The National Constitution Center is an independent, non-partisan, and non-profit organization dedicated to increasing public understanding of, and appreciation for, the Constitution, its history, and its contemporary relevance.
Every four years American citizens make one of their most serious choices as a people when they vote for president. EDSITEment has lessons about some of the most important and dramatic presidential elections in the early decades of the republic. These lessons not only give students opportunities to read significant primary sources authored by the candidates and others but also the path to a better understanding of the historical context of these races.

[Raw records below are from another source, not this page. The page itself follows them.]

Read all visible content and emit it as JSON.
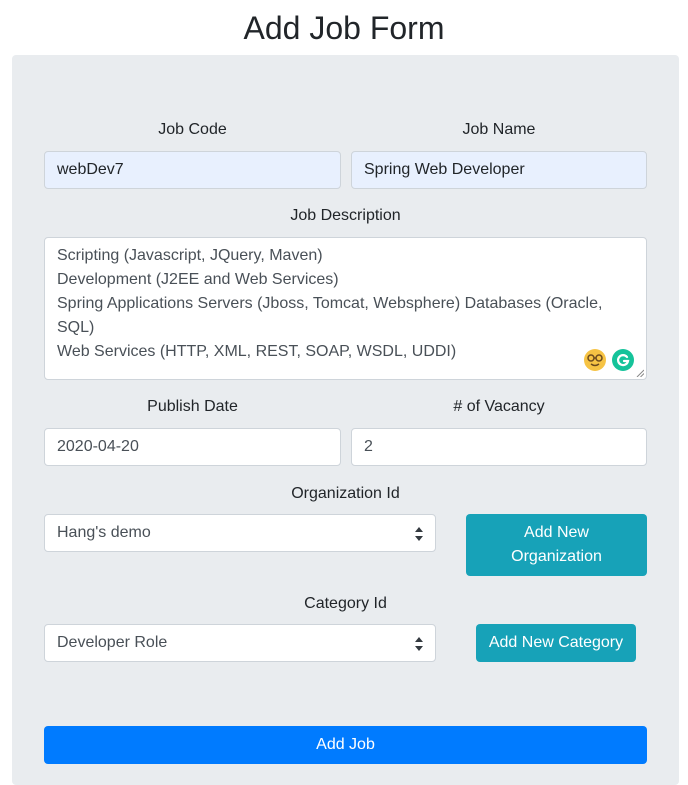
{
  "page": {
    "title": "Add Job Form"
  },
  "form": {
    "job_code": {
      "label": "Job Code",
      "value": "webDev7"
    },
    "job_name": {
      "label": "Job Name",
      "value": "Spring Web Developer"
    },
    "job_description": {
      "label": "Job Description",
      "lines": [
        "Scripting (Javascript, JQuery, Maven)",
        "Development (J2EE and Web Services)",
        "Spring Applications Servers (Jboss, Tomcat, Websphere) Databases (Oracle, SQL)",
        "Web Services (HTTP, XML, REST, SOAP, WSDL, UDDI)"
      ]
    },
    "publish_date": {
      "label": "Publish Date",
      "value": "2020-04-20"
    },
    "vacancy": {
      "label": "# of Vacancy",
      "value": "2"
    },
    "organization": {
      "label": "Organization Id",
      "selected": "Hang's demo",
      "add_button_line1": "Add New",
      "add_button_line2": "Organization"
    },
    "category": {
      "label": "Category Id",
      "selected": "Developer Role",
      "add_button": "Add New Category"
    },
    "submit_label": "Add Job"
  },
  "colors": {
    "card_bg": "#e9ecef",
    "info_button": "#17a2b8",
    "primary_button": "#007bff",
    "autofill_bg": "#e8f0fe"
  }
}
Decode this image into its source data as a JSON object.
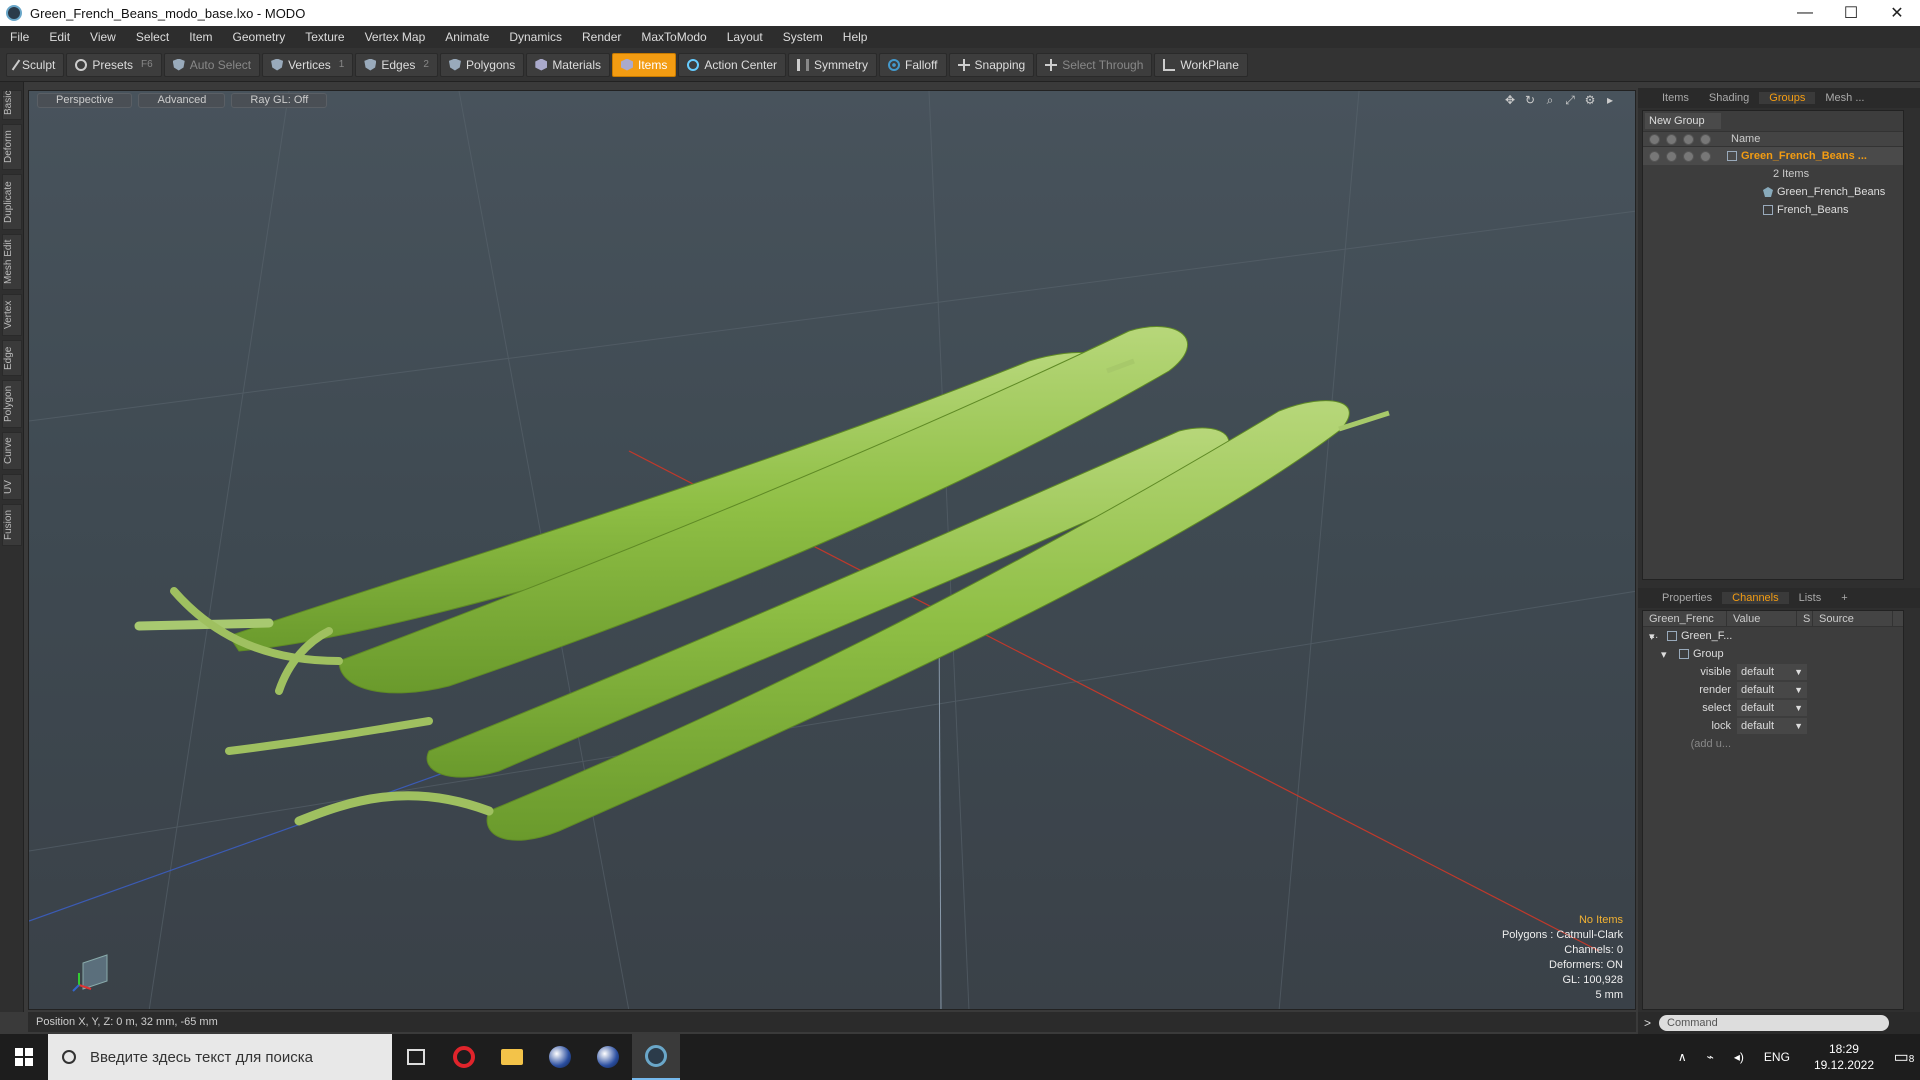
{
  "window": {
    "title": "Green_French_Beans_modo_base.lxo - MODO",
    "minimize": "—",
    "maximize": "☐",
    "close": "✕"
  },
  "menu": [
    "File",
    "Edit",
    "View",
    "Select",
    "Item",
    "Geometry",
    "Texture",
    "Vertex Map",
    "Animate",
    "Dynamics",
    "Render",
    "MaxToModo",
    "Layout",
    "System",
    "Help"
  ],
  "toolbar": {
    "sculpt": "Sculpt",
    "presets": "Presets",
    "presets_key": "F6",
    "auto_select": "Auto Select",
    "vertices": "Vertices",
    "vertices_key": "1",
    "edges": "Edges",
    "edges_key": "2",
    "polygons": "Polygons",
    "materials": "Materials",
    "items": "Items",
    "action_center": "Action Center",
    "symmetry": "Symmetry",
    "falloff": "Falloff",
    "snapping": "Snapping",
    "select_through": "Select Through",
    "workplane": "WorkPlane"
  },
  "left_tabs": [
    "Basic",
    "Deform",
    "Duplicate",
    "Mesh Edit",
    "Vertex",
    "Edge",
    "Polygon",
    "Curve",
    "UV",
    "Fusion"
  ],
  "viewport": {
    "tabs": [
      "Perspective",
      "Advanced",
      "Ray GL: Off"
    ],
    "info": {
      "no_items": "No Items",
      "polygons": "Polygons : Catmull-Clark",
      "channels": "Channels: 0",
      "deformers": "Deformers: ON",
      "gl": "GL: 100,928",
      "scale": "5 mm"
    }
  },
  "status": {
    "position": "Position X, Y, Z:  0 m, 32 mm, -65 mm"
  },
  "groups_panel": {
    "tabs": [
      "Items",
      "Shading",
      "Groups",
      "Mesh ..."
    ],
    "active_tab": "Groups",
    "new_group": "New Group",
    "name_header": "Name",
    "group_name": "Green_French_Beans ...",
    "group_count": "2 Items",
    "children": [
      "Green_French_Beans",
      "French_Beans"
    ]
  },
  "channels_panel": {
    "tabs": [
      "Properties",
      "Channels",
      "Lists",
      "+"
    ],
    "active_tab": "Channels",
    "headers": [
      "Green_Frenc ...",
      "Value",
      "S",
      "Source"
    ],
    "root": "Green_F...",
    "group": "Group",
    "rows": [
      {
        "name": "visible",
        "value": "default"
      },
      {
        "name": "render",
        "value": "default"
      },
      {
        "name": "select",
        "value": "default"
      },
      {
        "name": "lock",
        "value": "default"
      }
    ],
    "add": "(add u..."
  },
  "command": {
    "prompt": ">",
    "placeholder": "Command"
  },
  "taskbar": {
    "search_placeholder": "Введите здесь текст для поиска",
    "lang": "ENG",
    "time": "18:29",
    "date": "19.12.2022",
    "notif_count": "8"
  }
}
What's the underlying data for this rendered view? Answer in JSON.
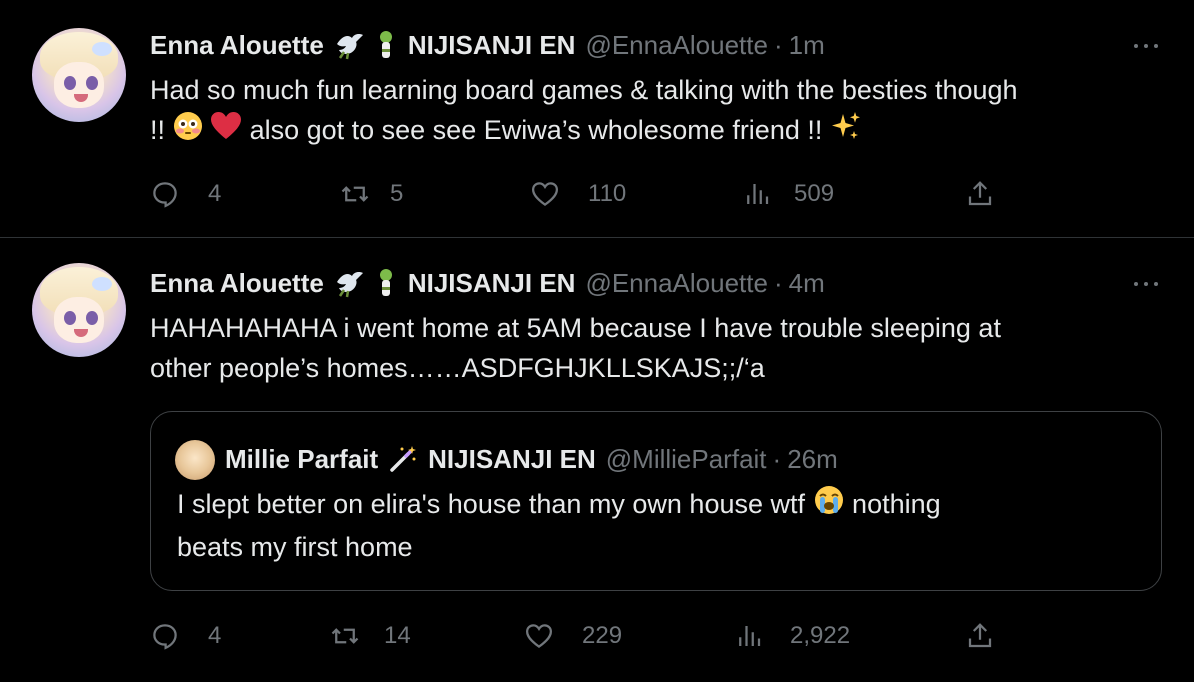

A New Nation Votes is a searchable collection of election returns from the earliest years of American democracy. The data were compiled by Philip Lampi. The American Antiquarian Society and Tufts University Digital Collections and Archives have mounted it online for you with funding from the National Endowment for the Humanities.
A New Nation Votes is a searchable collection of election returns from the earliest years of American democracy. The American Antiquarian Society and Tufts University Digital Collections and Archives have mounted it online for you with funding from the National Endowment for the Humanities.
Teacher developed lessons and videos from the 2015 NEH workshop offered by the Historical Society of Pennsylvania on Independence Hall and its ongoing role in creating a national and civil life.
NEH initiative of five outstanding films on the long civil rights movement . The website contains five complete films, background essays, and a teachers' resource section with film clips, primary source documents, and lesson plans.
Constitutionally Speaking, a collaboration of the New Hampshire Humanities Council and several New Hampshire nonprofit organizations offers a suite of civics resources for K–12 teachers, including award-winning lesson plans and videos on the nation's founding document and its application in 21st-century America.
Created July 8, 2014
The Preamble is the introduction to the United States Constitution and like all good introductions it serves several purposes. First of all, it states the source from which the Constitution gets its authority: the sovereign people of the United States. Second, it sets forth the great objects or ends that the Constitution and the government that it establishes are meant to serve.